Listed entries:

--------

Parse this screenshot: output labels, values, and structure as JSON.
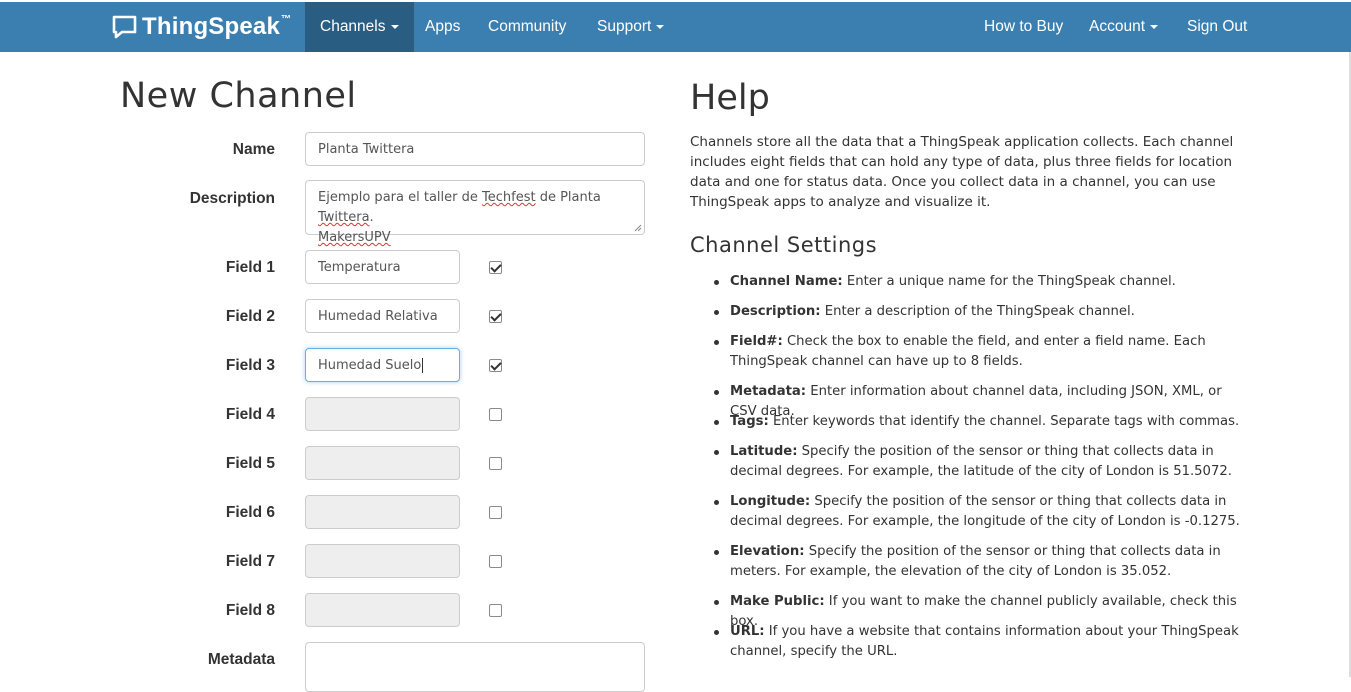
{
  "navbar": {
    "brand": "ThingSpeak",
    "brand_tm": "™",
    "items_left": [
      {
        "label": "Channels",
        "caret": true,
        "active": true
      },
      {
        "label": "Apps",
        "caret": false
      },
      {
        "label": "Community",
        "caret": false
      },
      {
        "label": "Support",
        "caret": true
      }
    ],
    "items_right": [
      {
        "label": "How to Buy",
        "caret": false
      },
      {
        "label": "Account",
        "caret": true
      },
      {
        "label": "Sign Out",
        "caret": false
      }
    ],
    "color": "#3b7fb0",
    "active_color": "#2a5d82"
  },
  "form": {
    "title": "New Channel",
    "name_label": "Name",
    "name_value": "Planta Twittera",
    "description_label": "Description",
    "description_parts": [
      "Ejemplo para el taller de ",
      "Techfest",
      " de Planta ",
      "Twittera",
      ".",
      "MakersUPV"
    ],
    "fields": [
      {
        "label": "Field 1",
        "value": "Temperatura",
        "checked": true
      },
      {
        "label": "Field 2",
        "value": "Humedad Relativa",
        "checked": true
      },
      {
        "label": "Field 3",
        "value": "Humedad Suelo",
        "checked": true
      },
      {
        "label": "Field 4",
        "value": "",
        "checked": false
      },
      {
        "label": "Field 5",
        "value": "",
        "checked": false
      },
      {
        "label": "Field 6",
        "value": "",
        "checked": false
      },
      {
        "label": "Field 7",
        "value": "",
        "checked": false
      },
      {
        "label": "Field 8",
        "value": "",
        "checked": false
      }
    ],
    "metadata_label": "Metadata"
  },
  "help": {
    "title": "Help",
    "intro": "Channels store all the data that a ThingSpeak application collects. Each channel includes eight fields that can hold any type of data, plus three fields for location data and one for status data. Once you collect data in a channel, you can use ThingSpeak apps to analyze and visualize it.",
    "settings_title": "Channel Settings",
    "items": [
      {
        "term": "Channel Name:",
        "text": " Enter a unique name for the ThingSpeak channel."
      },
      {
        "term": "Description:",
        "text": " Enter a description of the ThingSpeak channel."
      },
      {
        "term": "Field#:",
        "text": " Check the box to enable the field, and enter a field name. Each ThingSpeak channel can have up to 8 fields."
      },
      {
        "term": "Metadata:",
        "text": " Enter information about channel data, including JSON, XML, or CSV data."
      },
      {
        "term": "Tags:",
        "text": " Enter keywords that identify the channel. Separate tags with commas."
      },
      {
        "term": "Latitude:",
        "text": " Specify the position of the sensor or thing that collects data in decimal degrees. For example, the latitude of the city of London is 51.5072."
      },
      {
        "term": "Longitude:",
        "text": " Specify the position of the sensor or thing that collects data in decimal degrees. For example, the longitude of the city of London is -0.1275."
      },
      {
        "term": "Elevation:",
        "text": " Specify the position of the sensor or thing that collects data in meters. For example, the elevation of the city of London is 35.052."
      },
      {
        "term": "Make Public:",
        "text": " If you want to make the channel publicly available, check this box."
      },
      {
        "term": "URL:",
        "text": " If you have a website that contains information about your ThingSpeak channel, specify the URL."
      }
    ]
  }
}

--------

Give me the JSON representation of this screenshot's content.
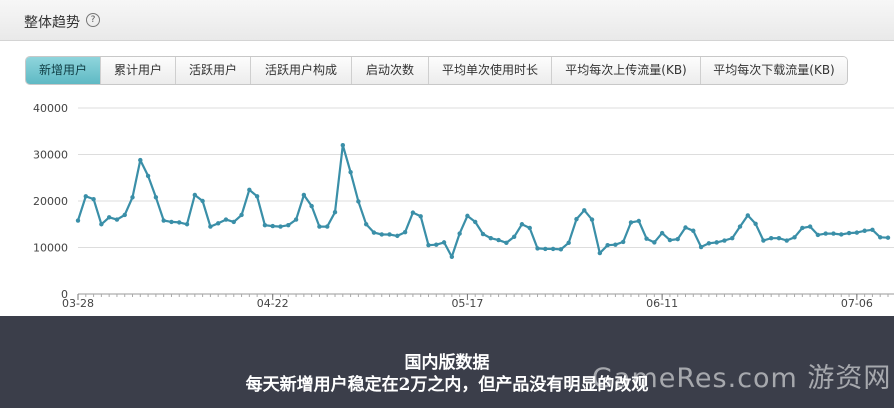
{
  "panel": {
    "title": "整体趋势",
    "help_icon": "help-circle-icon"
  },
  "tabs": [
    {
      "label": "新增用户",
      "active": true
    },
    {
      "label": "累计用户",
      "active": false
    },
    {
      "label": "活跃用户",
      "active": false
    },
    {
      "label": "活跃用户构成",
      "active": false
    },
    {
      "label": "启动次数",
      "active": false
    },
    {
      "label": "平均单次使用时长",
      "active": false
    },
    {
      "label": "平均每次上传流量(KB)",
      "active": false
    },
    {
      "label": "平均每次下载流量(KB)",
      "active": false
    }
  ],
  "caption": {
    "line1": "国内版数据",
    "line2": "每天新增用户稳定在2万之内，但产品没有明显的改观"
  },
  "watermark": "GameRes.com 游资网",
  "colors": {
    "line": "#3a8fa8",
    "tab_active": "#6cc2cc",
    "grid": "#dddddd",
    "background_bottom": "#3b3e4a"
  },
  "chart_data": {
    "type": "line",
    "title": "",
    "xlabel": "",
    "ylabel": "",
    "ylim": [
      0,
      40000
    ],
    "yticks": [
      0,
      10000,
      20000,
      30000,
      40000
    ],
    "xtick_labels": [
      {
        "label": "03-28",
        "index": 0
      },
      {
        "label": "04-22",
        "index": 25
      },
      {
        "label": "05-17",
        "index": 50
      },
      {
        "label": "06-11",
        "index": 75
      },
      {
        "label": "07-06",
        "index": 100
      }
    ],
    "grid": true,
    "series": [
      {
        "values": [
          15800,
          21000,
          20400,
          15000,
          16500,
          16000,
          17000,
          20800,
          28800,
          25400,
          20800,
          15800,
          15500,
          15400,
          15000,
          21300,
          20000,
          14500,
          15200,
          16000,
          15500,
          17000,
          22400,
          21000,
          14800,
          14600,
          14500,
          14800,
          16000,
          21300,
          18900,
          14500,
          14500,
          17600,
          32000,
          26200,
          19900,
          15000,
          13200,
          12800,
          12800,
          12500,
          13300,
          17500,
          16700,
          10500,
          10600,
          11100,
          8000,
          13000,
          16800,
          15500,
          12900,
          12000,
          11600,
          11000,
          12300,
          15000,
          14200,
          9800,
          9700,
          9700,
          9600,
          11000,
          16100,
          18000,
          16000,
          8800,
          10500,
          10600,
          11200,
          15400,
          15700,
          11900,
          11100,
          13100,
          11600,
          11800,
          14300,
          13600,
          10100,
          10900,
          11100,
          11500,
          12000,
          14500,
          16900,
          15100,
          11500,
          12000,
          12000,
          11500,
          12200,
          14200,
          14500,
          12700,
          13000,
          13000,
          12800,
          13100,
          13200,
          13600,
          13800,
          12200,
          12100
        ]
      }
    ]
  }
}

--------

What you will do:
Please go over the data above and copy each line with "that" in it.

Written answer:
    "intro": "Channels store all the data that a ThingSpeak application collects. Each channel includes eight fields that can hold any type of data, plus three fields for location data and one for status data. Once you collect data in a channel, you can use ThingSpeak apps to analyze and visualize it.",
        "text": " Enter keywords that identify the channel. Separate tags with commas."
        "text": " Specify the position of the sensor or thing that collects data in decimal degrees. For example, the latitude of the city of London is 51.5072."
        "text": " Specify the position of the sensor or thing that collects data in decimal degrees. For example, the longitude of the city of London is -0.1275."
        "text": " Specify the position of the sensor or thing that collects data in meters. For example, the elevation of the city of London is 35.052."
        "text": " If you have a website that contains information about your ThingSpeak channel, specify the URL."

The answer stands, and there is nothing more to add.